The childhood bond with the School and all it represented fractured in that moment. The lie of it resounded through many of the other, heartless lies, echoing through the whole of me with the chiming discords of hypocrisy and meeting a defiant heart. The loyalty to this School and to these teachers was forever broken. Within a few years, I would leave the school without looking back, throwing with it a lot of belief and trust in spirituality. Hypocrisy can be a vile tonic that works well to burn the veils of pretense to expose the palpitating, evolving truth of experience in any moment.
I now had a new persona. English child of divorced parents; grief-stricken, nascent poet; living in Belgium with new family; esoterically spiritual; with father now dead.
But who was I? Was I the same one that lived before in England? Was I the same one, who as a little girl rhythmically awakened to the strange miracle of being here, alive, in a body which somehow grew and maintained itself? Could this one die? How would this one die? Where was my father? Where are the dead?
I spent hours a day closed in a room at alone. The death of my father meant little in the Brussels community as no one knew him. It was as if it never happened. I listened endlessly to classical music, inquiring into death, mortality and life. Weeping it out, resting in a kind of stunned shock, and weeping more.
This period climaxed when I decided to commit suicide. I wasn’t sure I would actually do it. As a little child, during the horrors prior to my parent’s separation, I used to fantasize that a small camera was invisibly positioned behind me, up high on the wall – and that the drama of my life was being recorded to be watched on TV elsewhere. In this, I became the actress, standing in front of the front door of the house, waiting for Daddy to come home, and weeping because I knew he would come no more. Now, in this suicidal moment, the camera was also there. I wasn’t so much in the act of committing suicide as in a curiosity-driven ‘enactment’ of suicide.
As such, the tools of the act were not really planned well. I went to the kitchen and took the sharp knife that we were warned was very, very sharp. I took it back to my little hermitage and placed in on my wrist, sensing the sharp preminiscent pain of the blade on the flesh, and waited.
With a shock, I felt myself alive, so incredibly alive. I felt this life as a continuum, and strangely, it translated rapidly into pure logic. That which is ‘A’ can never become NOT ‘A’. What is can never, ever become what isn’t. The line cannot be passed. Suicide would not take “me” away.
What for others could be an exhilarating spiritual experience, was for me a kind of disaster.
I wept and wept, the grief throbbing through the whole body in this choice-less abandonment to life. I wept because there was no way out. I wept because there is no peace in death that is not here in life. I clutched myself in a kind of horror on the realization that death doesn’t happen. Its promise of relief is a very, very bitter trick.
Through all the personas that would follow, this insight never left, and I have never considered suicide since. Suicide is simply not what it deceives us into thinking.
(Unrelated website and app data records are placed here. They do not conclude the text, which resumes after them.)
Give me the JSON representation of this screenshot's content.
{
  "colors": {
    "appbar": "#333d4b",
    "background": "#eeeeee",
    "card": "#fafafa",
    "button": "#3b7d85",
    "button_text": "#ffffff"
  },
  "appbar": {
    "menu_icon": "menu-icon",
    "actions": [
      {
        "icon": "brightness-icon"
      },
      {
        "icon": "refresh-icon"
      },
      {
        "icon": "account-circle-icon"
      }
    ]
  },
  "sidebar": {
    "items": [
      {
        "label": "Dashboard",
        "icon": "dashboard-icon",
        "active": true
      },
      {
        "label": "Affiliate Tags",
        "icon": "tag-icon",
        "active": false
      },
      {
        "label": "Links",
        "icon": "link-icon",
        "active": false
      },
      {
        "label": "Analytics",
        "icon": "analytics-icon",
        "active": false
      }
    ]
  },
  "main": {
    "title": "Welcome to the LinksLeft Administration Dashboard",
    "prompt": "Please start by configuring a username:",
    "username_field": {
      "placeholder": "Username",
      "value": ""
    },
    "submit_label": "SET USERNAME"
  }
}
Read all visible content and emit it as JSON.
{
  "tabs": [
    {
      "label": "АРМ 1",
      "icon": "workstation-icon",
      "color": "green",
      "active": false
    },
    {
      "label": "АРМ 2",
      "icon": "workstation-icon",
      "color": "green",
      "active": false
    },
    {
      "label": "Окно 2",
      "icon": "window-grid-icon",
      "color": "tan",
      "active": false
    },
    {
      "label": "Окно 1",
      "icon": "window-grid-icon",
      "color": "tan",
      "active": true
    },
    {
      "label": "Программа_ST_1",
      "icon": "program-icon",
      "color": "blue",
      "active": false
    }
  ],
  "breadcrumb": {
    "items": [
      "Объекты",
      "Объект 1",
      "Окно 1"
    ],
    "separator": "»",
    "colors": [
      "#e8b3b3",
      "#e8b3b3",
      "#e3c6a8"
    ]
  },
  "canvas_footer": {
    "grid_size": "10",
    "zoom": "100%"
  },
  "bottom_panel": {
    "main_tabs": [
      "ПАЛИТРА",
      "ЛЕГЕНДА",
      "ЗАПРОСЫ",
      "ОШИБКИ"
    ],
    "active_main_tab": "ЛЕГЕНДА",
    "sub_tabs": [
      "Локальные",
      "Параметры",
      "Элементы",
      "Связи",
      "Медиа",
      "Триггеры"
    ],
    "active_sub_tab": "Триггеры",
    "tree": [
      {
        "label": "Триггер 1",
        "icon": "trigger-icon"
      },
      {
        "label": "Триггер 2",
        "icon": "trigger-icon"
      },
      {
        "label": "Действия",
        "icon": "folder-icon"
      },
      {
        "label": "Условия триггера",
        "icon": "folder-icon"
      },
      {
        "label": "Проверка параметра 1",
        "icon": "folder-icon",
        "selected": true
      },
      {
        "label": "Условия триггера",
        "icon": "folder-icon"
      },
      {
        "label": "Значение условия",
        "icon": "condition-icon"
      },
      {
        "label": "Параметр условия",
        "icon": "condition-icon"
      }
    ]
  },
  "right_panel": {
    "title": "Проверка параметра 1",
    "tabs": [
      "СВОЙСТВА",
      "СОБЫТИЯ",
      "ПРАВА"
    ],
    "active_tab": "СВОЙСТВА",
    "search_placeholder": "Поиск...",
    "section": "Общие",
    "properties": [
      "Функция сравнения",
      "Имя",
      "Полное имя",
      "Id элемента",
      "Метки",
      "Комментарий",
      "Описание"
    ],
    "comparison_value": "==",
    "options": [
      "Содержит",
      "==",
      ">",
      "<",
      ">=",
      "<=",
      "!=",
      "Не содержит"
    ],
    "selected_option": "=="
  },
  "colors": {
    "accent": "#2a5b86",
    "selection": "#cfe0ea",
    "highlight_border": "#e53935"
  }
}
There is a sublime beauty in writing these first ramblings of life story. With each persona written, I die to myself again. I read the words, recognize the events, but from a remote place. None of these personas say anything at all about who I am and who you are. In this timeless moment, where author and reader are one, nothing defines us. We are blissfully free.